Exercise details:
Show all lines from the records below in which the string "favicon" is present.

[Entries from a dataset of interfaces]
━━━━━━━━

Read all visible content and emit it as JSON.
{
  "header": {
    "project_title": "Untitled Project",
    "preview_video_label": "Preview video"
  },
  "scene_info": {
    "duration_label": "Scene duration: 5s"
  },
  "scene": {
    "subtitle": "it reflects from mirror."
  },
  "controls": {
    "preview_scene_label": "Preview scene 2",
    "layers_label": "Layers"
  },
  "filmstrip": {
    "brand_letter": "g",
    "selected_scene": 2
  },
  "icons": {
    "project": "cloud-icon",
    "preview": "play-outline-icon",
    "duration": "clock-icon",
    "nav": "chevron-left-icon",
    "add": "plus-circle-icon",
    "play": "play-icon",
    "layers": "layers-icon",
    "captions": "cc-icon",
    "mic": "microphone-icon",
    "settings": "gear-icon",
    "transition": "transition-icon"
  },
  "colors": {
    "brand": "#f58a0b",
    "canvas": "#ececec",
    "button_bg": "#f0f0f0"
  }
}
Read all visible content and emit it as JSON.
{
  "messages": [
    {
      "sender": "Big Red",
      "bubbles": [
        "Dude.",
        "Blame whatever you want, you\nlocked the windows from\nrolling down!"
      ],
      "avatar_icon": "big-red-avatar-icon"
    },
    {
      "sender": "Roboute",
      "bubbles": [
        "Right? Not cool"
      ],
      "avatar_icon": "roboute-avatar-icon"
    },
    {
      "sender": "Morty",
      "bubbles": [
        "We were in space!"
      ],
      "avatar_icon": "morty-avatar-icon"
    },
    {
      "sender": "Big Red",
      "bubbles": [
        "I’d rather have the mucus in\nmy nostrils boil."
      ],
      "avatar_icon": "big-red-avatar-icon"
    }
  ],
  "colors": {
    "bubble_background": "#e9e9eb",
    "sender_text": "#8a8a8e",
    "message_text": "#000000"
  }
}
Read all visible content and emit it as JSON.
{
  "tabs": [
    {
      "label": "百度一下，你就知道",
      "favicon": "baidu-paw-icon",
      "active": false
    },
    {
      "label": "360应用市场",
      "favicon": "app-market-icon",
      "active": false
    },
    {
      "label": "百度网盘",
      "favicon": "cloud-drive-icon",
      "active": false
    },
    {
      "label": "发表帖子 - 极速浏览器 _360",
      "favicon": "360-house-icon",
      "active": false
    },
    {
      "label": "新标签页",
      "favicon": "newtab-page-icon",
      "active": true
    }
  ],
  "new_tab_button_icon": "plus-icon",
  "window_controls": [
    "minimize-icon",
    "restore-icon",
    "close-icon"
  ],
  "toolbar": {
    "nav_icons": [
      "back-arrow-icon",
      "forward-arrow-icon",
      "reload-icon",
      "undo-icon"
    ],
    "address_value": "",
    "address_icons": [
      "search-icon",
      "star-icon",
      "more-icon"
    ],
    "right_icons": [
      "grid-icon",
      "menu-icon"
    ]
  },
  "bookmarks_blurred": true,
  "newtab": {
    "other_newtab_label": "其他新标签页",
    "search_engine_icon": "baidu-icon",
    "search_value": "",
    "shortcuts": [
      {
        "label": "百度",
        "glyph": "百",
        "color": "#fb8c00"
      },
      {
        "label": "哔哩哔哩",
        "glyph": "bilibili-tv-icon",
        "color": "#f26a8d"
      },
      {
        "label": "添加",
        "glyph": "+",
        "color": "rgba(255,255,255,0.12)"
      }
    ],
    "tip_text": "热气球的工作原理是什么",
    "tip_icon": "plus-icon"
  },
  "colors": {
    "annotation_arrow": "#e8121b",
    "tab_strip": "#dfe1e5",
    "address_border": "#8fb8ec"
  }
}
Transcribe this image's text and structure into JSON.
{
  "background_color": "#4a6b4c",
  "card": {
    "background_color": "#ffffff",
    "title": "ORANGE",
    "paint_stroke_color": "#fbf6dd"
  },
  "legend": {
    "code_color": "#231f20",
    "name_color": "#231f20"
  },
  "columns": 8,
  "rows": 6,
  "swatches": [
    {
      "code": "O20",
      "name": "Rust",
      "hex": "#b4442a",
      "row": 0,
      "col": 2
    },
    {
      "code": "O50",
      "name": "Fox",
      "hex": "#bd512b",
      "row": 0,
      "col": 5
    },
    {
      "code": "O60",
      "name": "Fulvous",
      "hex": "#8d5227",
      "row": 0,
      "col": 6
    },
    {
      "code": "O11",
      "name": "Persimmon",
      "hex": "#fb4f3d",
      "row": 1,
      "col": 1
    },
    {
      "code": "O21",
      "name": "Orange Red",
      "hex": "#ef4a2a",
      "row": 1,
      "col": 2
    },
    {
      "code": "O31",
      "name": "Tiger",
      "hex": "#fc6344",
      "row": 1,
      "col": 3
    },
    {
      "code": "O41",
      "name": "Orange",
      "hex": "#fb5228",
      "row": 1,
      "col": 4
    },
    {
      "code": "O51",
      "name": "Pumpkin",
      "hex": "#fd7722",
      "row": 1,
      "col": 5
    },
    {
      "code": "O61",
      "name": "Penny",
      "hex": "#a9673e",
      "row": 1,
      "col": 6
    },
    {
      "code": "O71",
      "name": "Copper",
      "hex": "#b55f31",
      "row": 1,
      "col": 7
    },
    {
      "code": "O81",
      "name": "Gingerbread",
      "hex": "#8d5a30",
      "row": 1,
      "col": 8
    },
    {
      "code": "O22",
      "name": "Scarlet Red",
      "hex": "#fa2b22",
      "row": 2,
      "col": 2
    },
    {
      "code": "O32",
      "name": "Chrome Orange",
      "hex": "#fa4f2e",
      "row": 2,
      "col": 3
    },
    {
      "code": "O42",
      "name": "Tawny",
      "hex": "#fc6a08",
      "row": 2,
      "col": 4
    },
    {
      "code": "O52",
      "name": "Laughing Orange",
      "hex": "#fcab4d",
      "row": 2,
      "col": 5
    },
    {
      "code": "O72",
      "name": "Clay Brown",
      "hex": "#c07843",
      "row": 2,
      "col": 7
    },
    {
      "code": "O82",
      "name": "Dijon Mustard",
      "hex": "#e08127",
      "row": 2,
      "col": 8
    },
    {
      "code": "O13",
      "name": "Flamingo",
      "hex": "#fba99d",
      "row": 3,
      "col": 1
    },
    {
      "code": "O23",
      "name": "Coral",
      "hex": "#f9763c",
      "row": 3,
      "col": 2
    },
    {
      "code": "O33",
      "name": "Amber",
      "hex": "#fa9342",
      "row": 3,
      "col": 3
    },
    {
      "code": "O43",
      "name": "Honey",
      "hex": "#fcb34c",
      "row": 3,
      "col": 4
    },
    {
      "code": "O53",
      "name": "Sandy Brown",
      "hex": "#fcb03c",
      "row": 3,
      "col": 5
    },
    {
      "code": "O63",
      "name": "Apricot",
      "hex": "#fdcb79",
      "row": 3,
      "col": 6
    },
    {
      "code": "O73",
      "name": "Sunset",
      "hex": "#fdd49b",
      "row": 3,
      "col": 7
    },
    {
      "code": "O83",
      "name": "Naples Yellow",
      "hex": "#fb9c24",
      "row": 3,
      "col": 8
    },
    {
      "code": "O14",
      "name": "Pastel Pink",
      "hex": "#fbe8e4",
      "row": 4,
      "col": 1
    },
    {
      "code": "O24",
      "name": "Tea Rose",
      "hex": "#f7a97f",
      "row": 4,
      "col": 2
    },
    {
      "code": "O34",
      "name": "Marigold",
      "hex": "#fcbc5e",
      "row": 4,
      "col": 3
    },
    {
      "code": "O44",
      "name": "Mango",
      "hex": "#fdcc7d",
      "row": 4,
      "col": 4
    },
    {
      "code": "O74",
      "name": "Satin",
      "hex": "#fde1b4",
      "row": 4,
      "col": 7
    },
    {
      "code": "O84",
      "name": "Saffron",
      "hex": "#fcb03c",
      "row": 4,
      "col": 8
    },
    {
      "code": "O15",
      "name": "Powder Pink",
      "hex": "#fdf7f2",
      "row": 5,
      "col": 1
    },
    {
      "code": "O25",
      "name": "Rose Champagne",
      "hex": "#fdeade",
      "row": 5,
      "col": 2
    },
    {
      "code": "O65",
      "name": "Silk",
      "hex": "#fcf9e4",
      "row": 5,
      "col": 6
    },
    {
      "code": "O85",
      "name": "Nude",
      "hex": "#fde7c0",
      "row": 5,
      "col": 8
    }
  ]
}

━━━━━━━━

Result below:
      "favicon": "baidu-paw-icon",
      "favicon": "app-market-icon",
      "favicon": "cloud-drive-icon",
      "favicon": "360-house-icon",
      "favicon": "newtab-page-icon",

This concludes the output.